Problem:
From the first line to the last, retype everything below exactly, minus the pictures.

Data:
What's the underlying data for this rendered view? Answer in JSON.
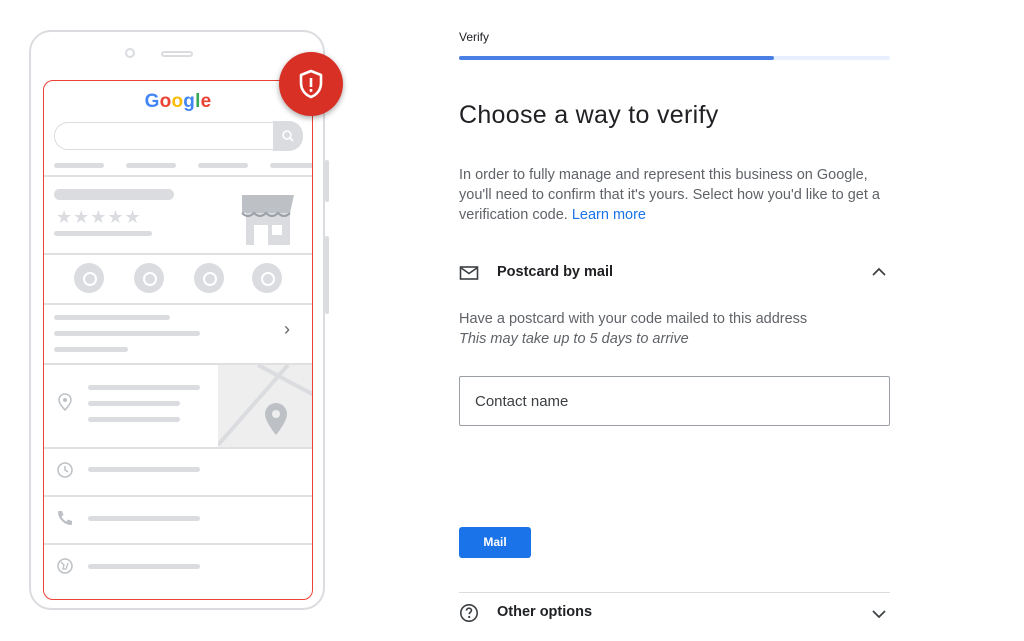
{
  "illustration": {
    "brand": [
      "G",
      "o",
      "o",
      "g",
      "l",
      "e"
    ],
    "brand_colors": [
      "#4285f4",
      "#ea4335",
      "#fbbc05",
      "#4285f4",
      "#34a853",
      "#ea4335"
    ],
    "stars": "★★★★★",
    "chevron": "›",
    "badge_icon": "shield-alert-icon",
    "badge_color": "#d93025"
  },
  "header": {
    "step_label": "Verify",
    "progress_percent": 73
  },
  "main": {
    "title": "Choose a way to verify",
    "description": "In order to fully manage and represent this business on Google, you'll need to confirm that it's yours. Select how you'd like to get a verification code.",
    "learn_more": "Learn more"
  },
  "postcard": {
    "label": "Postcard by mail",
    "icon": "mail-icon",
    "expanded": true,
    "description": "Have a postcard with your code mailed to this address",
    "note": "This may take up to 5 days to arrive",
    "contact_placeholder": "Contact name",
    "contact_value": "",
    "submit_label": "Mail"
  },
  "other_options": {
    "label": "Other options",
    "icon": "help-icon",
    "expanded": false
  },
  "colors": {
    "accent": "#1a73e8",
    "progress": "#4a80e3",
    "outline_red": "#ea4335"
  }
}
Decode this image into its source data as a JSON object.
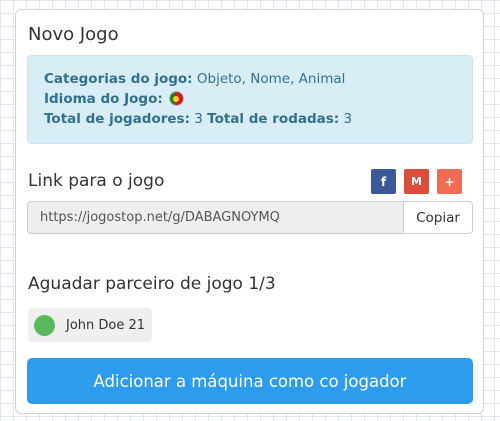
{
  "card": {
    "title": "Novo Jogo"
  },
  "info": {
    "categories_label": "Categorias do jogo:",
    "categories_value": "Objeto, Nome, Animal",
    "language_label": "Idioma do Jogo:",
    "language_icon": "portugal-flag-icon",
    "players_label": "Total de jogadores:",
    "players_value": "3",
    "rounds_label": "Total de rodadas:",
    "rounds_value": "3"
  },
  "link": {
    "label": "Link para o jogo",
    "url": "https://jogostop.net/g/DABAGNOYMQ",
    "copy_label": "Copiar",
    "share": {
      "facebook": "f",
      "gmail": "M",
      "googleplus": "+"
    }
  },
  "waiting": {
    "label": "Aguadar parceiro de jogo 1/3"
  },
  "players": [
    {
      "name": "John Doe 21",
      "status_color": "#5cb85c"
    }
  ],
  "actions": {
    "add_machine": "Adicionar a máquina como co jogador"
  },
  "colors": {
    "info_bg": "#d9edf7",
    "info_text": "#31708f",
    "primary": "#2d9cef",
    "facebook": "#3b5998",
    "gmail": "#dd4b39",
    "googleplus": "#f26b53"
  }
}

Response to this task:
What's the underlying data for this rendered view? Answer in JSON.
{
  "illustration": {
    "brand": [
      "G",
      "o",
      "o",
      "g",
      "l",
      "e"
    ],
    "brand_colors": [
      "#4285f4",
      "#ea4335",
      "#fbbc05",
      "#4285f4",
      "#34a853",
      "#ea4335"
    ],
    "stars": "★★★★★",
    "chevron": "›",
    "badge_icon": "shield-alert-icon",
    "badge_color": "#d93025"
  },
  "header": {
    "step_label": "Verify",
    "progress_percent": 73
  },
  "main": {
    "title": "Choose a way to verify",
    "description": "In order to fully manage and represent this business on Google, you'll need to confirm that it's yours. Select how you'd like to get a verification code.",
    "learn_more": "Learn more"
  },
  "postcard": {
    "label": "Postcard by mail",
    "icon": "mail-icon",
    "expanded": true,
    "description": "Have a postcard with your code mailed to this address",
    "note": "This may take up to 5 days to arrive",
    "contact_placeholder": "Contact name",
    "contact_value": "",
    "submit_label": "Mail"
  },
  "other_options": {
    "label": "Other options",
    "icon": "help-icon",
    "expanded": false
  },
  "colors": {
    "accent": "#1a73e8",
    "progress": "#4a80e3",
    "outline_red": "#ea4335"
  }
}
Decode this image into its source data as a JSON object.
{
  "card": {
    "title": "Novo Jogo"
  },
  "info": {
    "categories_label": "Categorias do jogo:",
    "categories_value": "Objeto, Nome, Animal",
    "language_label": "Idioma do Jogo:",
    "language_icon": "portugal-flag-icon",
    "players_label": "Total de jogadores:",
    "players_value": "3",
    "rounds_label": "Total de rodadas:",
    "rounds_value": "3"
  },
  "link": {
    "label": "Link para o jogo",
    "url": "https://jogostop.net/g/DABAGNOYMQ",
    "copy_label": "Copiar",
    "share": {
      "facebook": "f",
      "gmail": "M",
      "googleplus": "+"
    }
  },
  "waiting": {
    "label": "Aguadar parceiro de jogo 1/3"
  },
  "players": [
    {
      "name": "John Doe 21",
      "status_color": "#5cb85c"
    }
  ],
  "actions": {
    "add_machine": "Adicionar a máquina como co jogador"
  },
  "colors": {
    "info_bg": "#d9edf7",
    "info_text": "#31708f",
    "primary": "#2d9cef",
    "facebook": "#3b5998",
    "gmail": "#dd4b39",
    "googleplus": "#f26b53"
  }
}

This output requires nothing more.